Using Telemetry to Unravel Movement Patterns
Pacific Barrow’s Goldeneye is a sea duck that spends half its life on the coast and the other half far from the sea. Most of the Pacific population of Barrow’s Goldeneye winters along coastal Alaska and British Columbia. Biologists have known that the birds move inland for part of their annual cycle, but information was lacking on the linkages between specific wintering, breeding and molting areas. Recent studies are helping to fill these information gaps and identify key habitats vital to the population.
In order to better understand these linkages, and how the sub-populations of Pacific Barrow’s Goldeneyes are connected, researchers are using satellite telemetry to follow the migratory paths of birds over their entire annual cycle. Birds that winter from Vancouver, British Columbia to Southcentral Alaska have been tagged, tracked, and mapped, yielding invaluable information about their movement patterns.
In spring, birds that winter on the Pacific Coast of Alaska and British Columbia move inland to breed on freshwater lakes and ponds that are surrounded by trees with suitable nesting cavities. Females that raise a brood remain on the same wetlands to complete their molt, while unsuccessful hens migrate several hundred kilometers to the north. Males undertake an even longer distance migration to complete their body and wing molt, flying up to 2,000 kilometers to lakes in Alberta and the Yukon and Northwest Territories. By November, the birds return to their traditional, coastal wintering grounds where they reconnect with their female partners and spend the next 6 months.

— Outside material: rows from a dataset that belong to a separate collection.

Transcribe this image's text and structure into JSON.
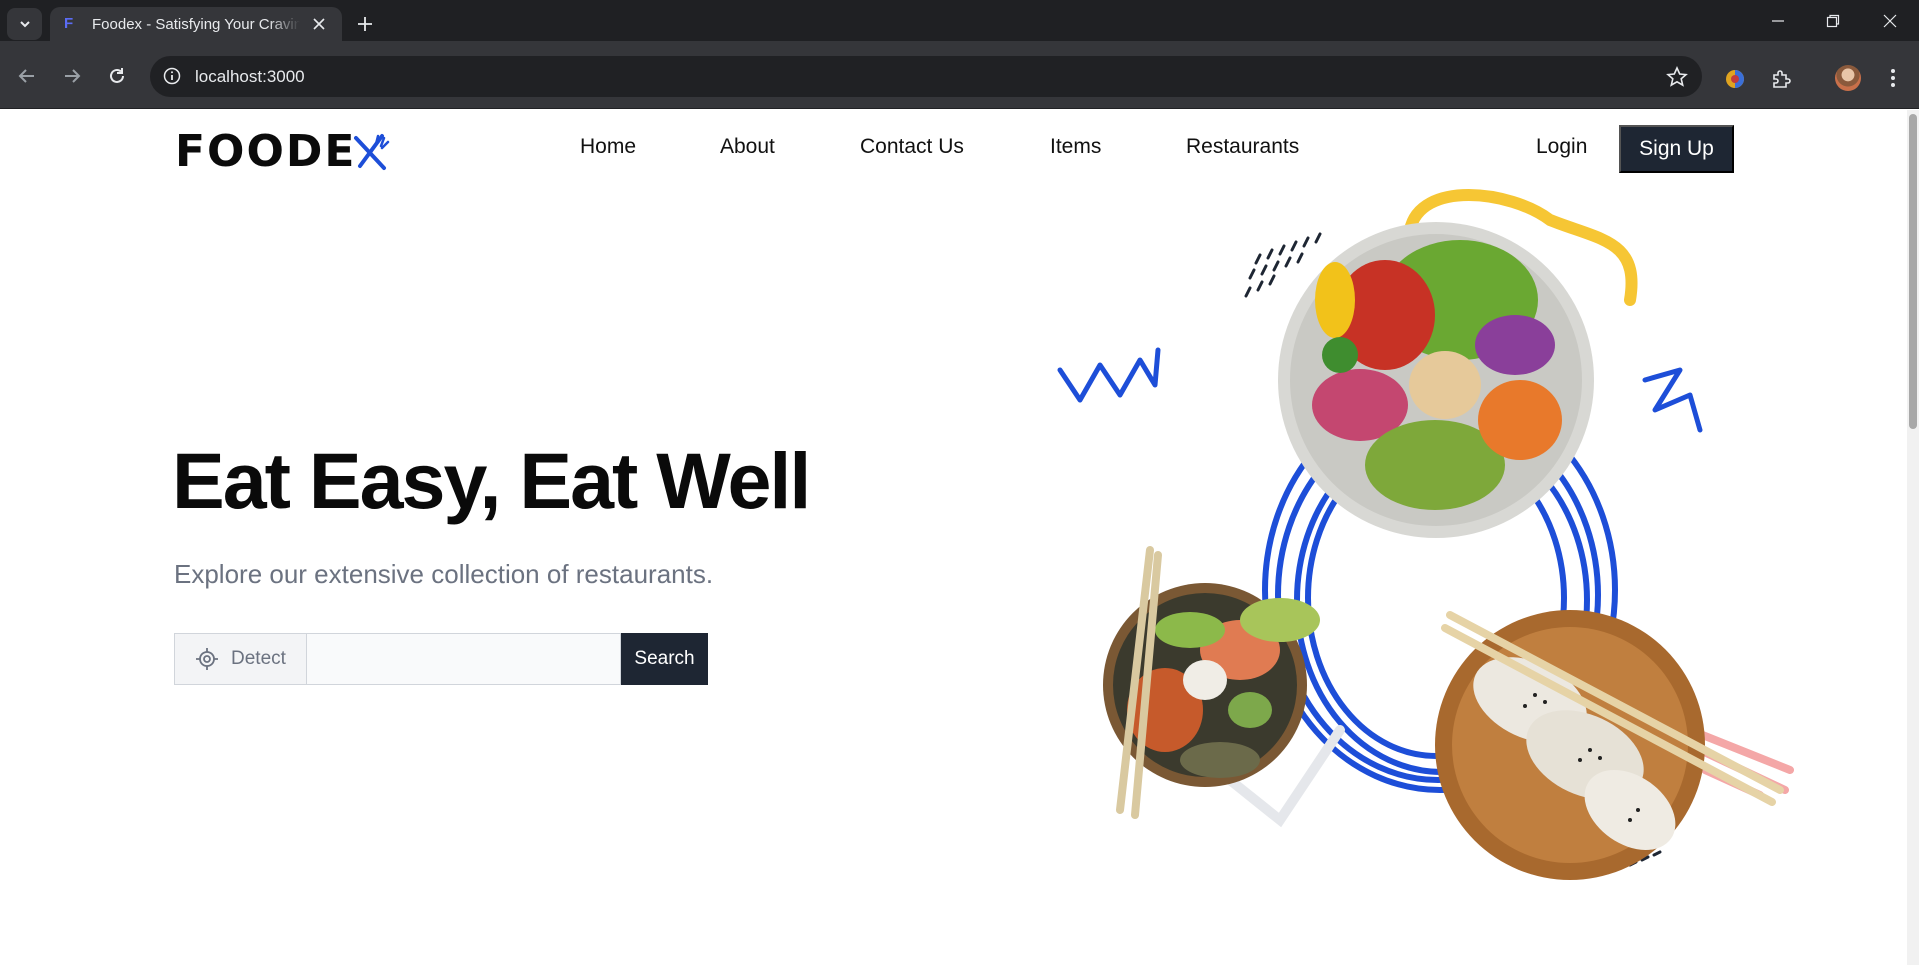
{
  "browser": {
    "tab_title": "Foodex - Satisfying Your Cravings",
    "tab_favicon": "F",
    "url": "localhost:3000",
    "icons": [
      "tab-search-icon",
      "close-icon",
      "new-tab-icon",
      "minimize-icon",
      "restore-icon",
      "window-close-icon",
      "back-icon",
      "forward-icon",
      "reload-icon",
      "site-info-icon",
      "bookmark-star-icon",
      "extension-icon",
      "puzzle-icon",
      "menu-icon"
    ]
  },
  "site": {
    "logo_text": "FOODE",
    "nav": [
      {
        "label": "Home"
      },
      {
        "label": "About"
      },
      {
        "label": "Contact Us"
      },
      {
        "label": "Items"
      },
      {
        "label": "Restaurants"
      }
    ],
    "login_label": "Login",
    "signup_label": "Sign Up"
  },
  "hero": {
    "title": "Eat Easy, Eat Well",
    "subtitle": "Explore our extensive collection of restaurants.",
    "detect_label": "Detect",
    "search_value": "",
    "search_button": "Search"
  },
  "colors": {
    "accent_blue": "#1d4ed8",
    "dark_navy": "#1e2633",
    "yellow_swirl": "#f6c634",
    "pink_stroke": "#f4a7a7"
  }
}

In Canada, the satellite telemetry studies have identified Alberta’s Cardinal Lake as a key molt site for males that winter in the Salish Sea and breed in the intermountain area of British Columbia. This was a significant discovery as Cardinal Lake is now considered to support the densest congregation of molting male Barrow’s Goldeneyes in the world, hosting 5,000-7,000 birds. The maps below show the annual movements of males marked after breeding at Riske Creek, British Columbia–from breed to molt, molt to winter, and winter to breed. Roughly 30% of the males marked at Riske Creek each year migrated to Cardinal Lake to molt.
Questions and Opportunities for Conservation

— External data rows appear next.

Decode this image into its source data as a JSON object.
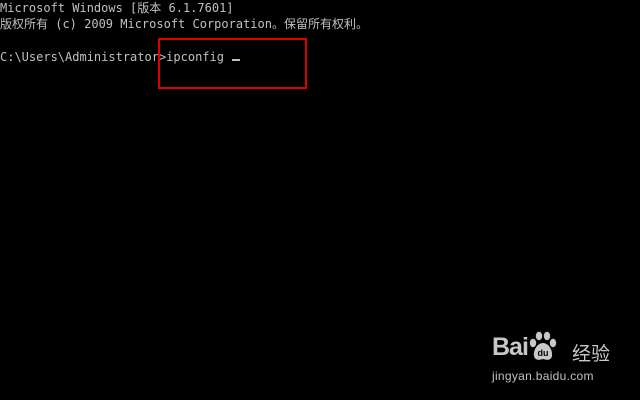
{
  "console": {
    "lines": [
      "Microsoft Windows [版本 6.1.7601]",
      "版权所有 (c) 2009 Microsoft Corporation。保留所有权利。",
      ""
    ],
    "prompt": "C:\\Users\\Administrator>",
    "command": "ipconfig",
    "text_color": "#C0C0C0",
    "background_color": "#000000"
  },
  "highlight": {
    "color": "#E00000",
    "target": "ipconfig"
  },
  "watermark": {
    "brand_left": "Bai",
    "brand_icon": "paw-icon",
    "brand_right": "经验",
    "url": "jingyan.baidu.com"
  }
}
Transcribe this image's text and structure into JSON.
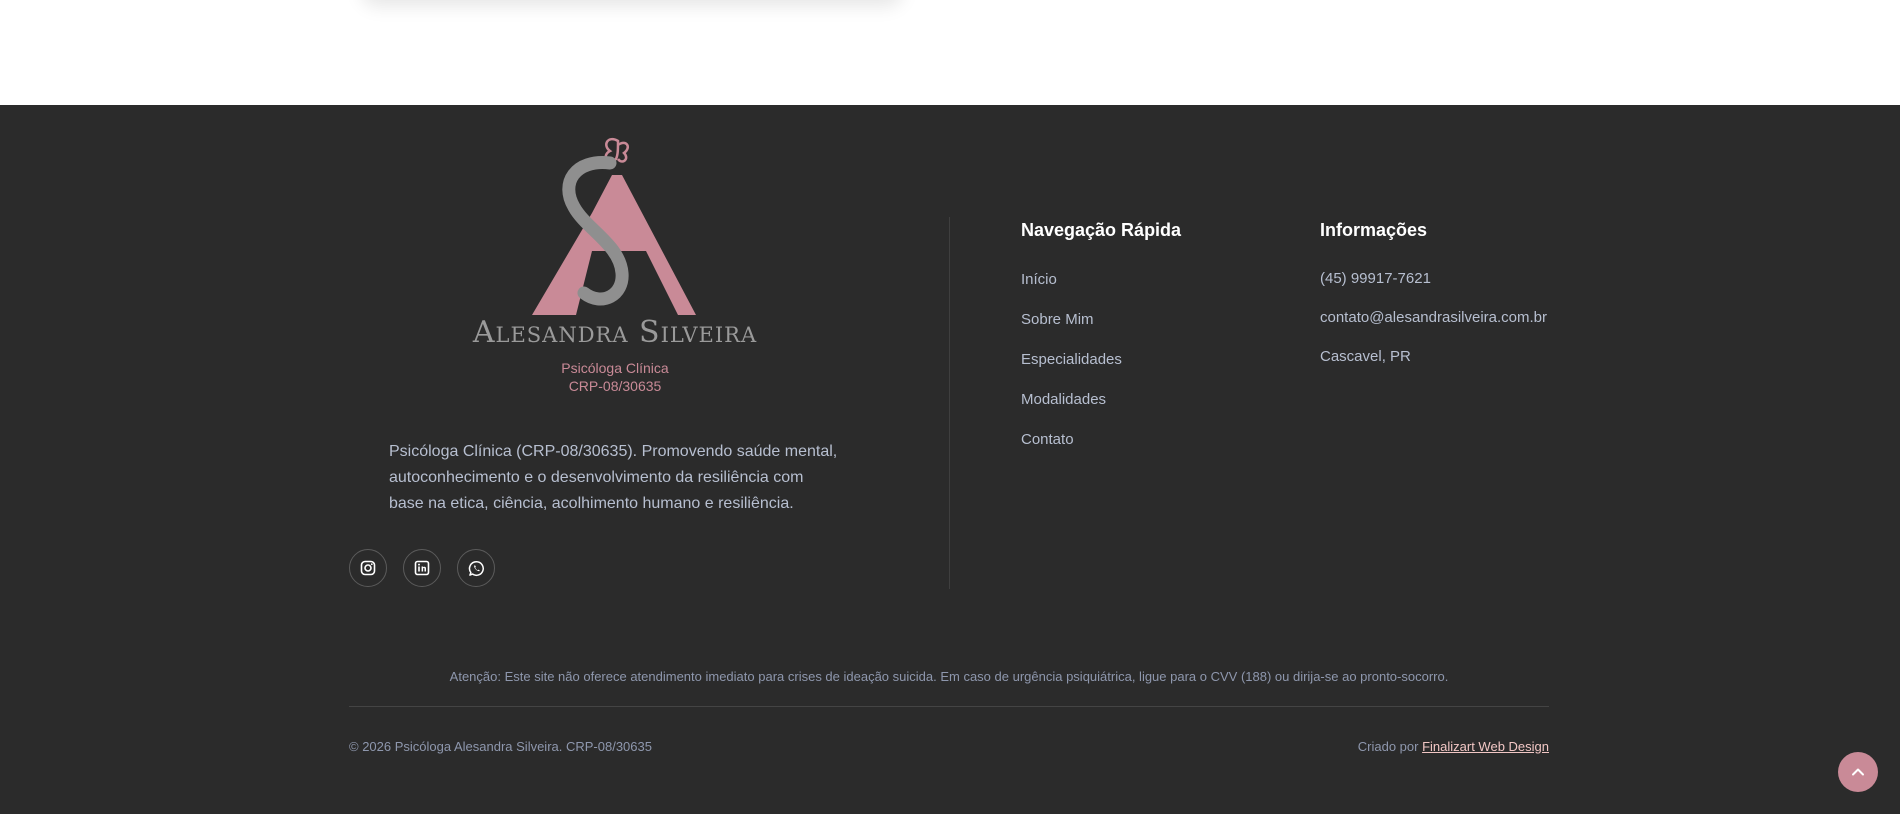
{
  "brand": {
    "name": "Alesandra Silveira",
    "subtitle": "Psicóloga Clínica",
    "registration": "CRP-08/30635"
  },
  "footer": {
    "description": "Psicóloga Clínica (CRP-08/30635). Promovendo saúde mental, autoconhecimento e o desenvolvimento da resiliência com base na etica, ciência, acolhimento humano e resiliência.",
    "socials": [
      {
        "icon": "instagram-icon"
      },
      {
        "icon": "linkedin-icon"
      },
      {
        "icon": "whatsapp-icon"
      }
    ],
    "nav": {
      "title": "Navegação Rápida",
      "items": [
        "Início",
        "Sobre Mim",
        "Especialidades",
        "Modalidades",
        "Contato"
      ]
    },
    "info": {
      "title": "Informações",
      "phone": "(45) 99917-7621",
      "email": "contato@alesandrasilveira.com.br",
      "location": "Cascavel, PR"
    },
    "warning": "Atenção: Este site não oferece atendimento imediato para crises de ideação suicida. Em caso de urgência psiquiátrica, ligue para o CVV (188) ou dirija-se ao pronto-socorro.",
    "copyright": "© 2026 Psicóloga Alesandra Silveira. CRP-08/30635",
    "credits_prefix": "Criado por",
    "credits_link": "Finalizart Web Design"
  },
  "colors": {
    "footer_bg": "#2b2b2b",
    "accent_pink": "#c98a97",
    "text_muted": "#b7bfd0",
    "link_pink": "#f2c7c5"
  },
  "back_to_top": {
    "icon": "chevron-up-icon"
  }
}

Identifying areas that are key to part of the birds’ annual cycle raises several questions. What do these lakes offer molting birds that other, closer lakes do not? What conservation actions will ensure that the birds–flightless and in high concentrations–will be protected? On Cardinal Lake, the males are feeding on invertebrates (mostly amphipods) which depend on a healthy freshwater system–which in turn will be influenced by land use decisions and impacts from a changing climate. And, just as important, what are the habitat requirements on the wintering and breeding grounds, and what are the conservation needs during these parts of their life cycle? Wintering birds face potential threats from coastal development, hydrocarbon spills and resource extraction, and breeding birds face threats from activities such as logging that might impact nesting sites.

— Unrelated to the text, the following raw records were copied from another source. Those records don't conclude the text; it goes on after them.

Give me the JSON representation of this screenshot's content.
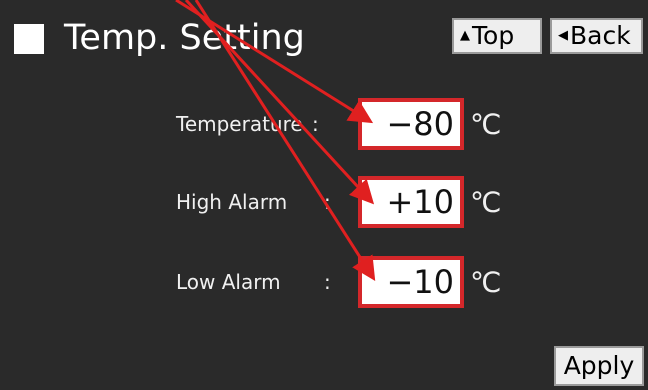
{
  "header": {
    "title": "Temp. Setting",
    "top_button": "Top",
    "back_button": "Back",
    "top_arrow_icon": "up-arrow",
    "back_arrow_icon": "left-triangle"
  },
  "rows": [
    {
      "label": "Temperature",
      "colon": ":",
      "value": "−80",
      "unit": "℃"
    },
    {
      "label": "High Alarm",
      "colon": ":",
      "value": "+10",
      "unit": "℃"
    },
    {
      "label": "Low Alarm",
      "colon": ":",
      "value": "−10",
      "unit": "℃"
    }
  ],
  "apply_button": "Apply",
  "colors": {
    "background": "#2a2a2a",
    "highlight": "#d4272a",
    "button_bg": "#eeeeee"
  }
}
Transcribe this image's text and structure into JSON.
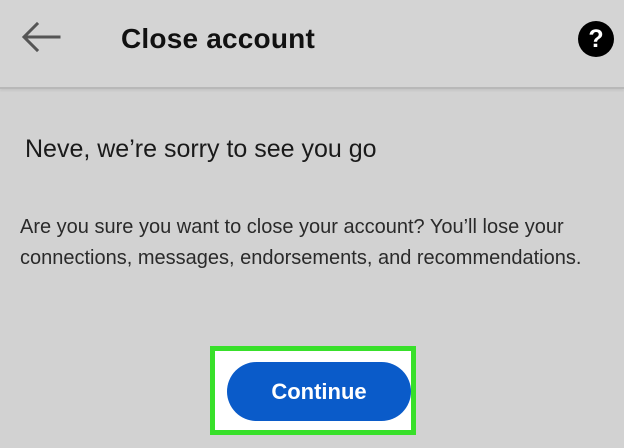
{
  "header": {
    "back_icon": "arrow-left-icon",
    "title": "Close account",
    "help_icon": "question-circle-icon",
    "help_glyph": "?"
  },
  "main": {
    "heading": "Neve, we’re sorry to see you go",
    "message": "Are you sure you want to close your account? You’ll lose your connections, messages, endorsements, and recommendations.",
    "continue_label": "Continue"
  },
  "colors": {
    "background": "#d2d2d2",
    "primary_button": "#0a5bc9",
    "highlight": "#38e02a"
  }
}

While researchers know the answers to some of these questions, the use of new technologies such as satellite telemetry is helping to better define the distribution, movement patterns and important habitat affiliations of Pacific Barrow’s Goldeneyes and other marine birds. This information will be critical in guiding future conservation efforts.
Thanks to Sean Boyd, Research Scientist with the Wildlife Research Division, Science & Technology Branch, Environment and Climate Change Canada, for contributing to this story.
Website: Migration and Habitat Use of Pacific Barrow’s Goldeneye
Note: this site will soon be updated.